» TASK TO CARRY OUT:
What lines in the records below mention "icon"? List them all.

» RECORDS FOR THE TASK:
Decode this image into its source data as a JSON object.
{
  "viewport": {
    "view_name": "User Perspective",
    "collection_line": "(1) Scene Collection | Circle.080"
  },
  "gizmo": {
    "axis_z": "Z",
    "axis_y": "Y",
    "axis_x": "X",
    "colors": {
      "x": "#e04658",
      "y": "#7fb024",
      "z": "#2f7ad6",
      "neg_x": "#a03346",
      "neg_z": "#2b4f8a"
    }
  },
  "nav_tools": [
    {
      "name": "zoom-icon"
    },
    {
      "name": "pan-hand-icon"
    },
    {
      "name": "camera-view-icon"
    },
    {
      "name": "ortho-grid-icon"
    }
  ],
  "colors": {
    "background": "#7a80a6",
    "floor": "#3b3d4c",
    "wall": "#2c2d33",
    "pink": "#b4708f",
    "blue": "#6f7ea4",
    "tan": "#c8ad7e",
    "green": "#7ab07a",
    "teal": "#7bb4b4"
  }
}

» ANSWER BOX:
      "name": "zoom-icon"
      "name": "pan-hand-icon"
      "name": "camera-view-icon"
      "name": "ortho-grid-icon"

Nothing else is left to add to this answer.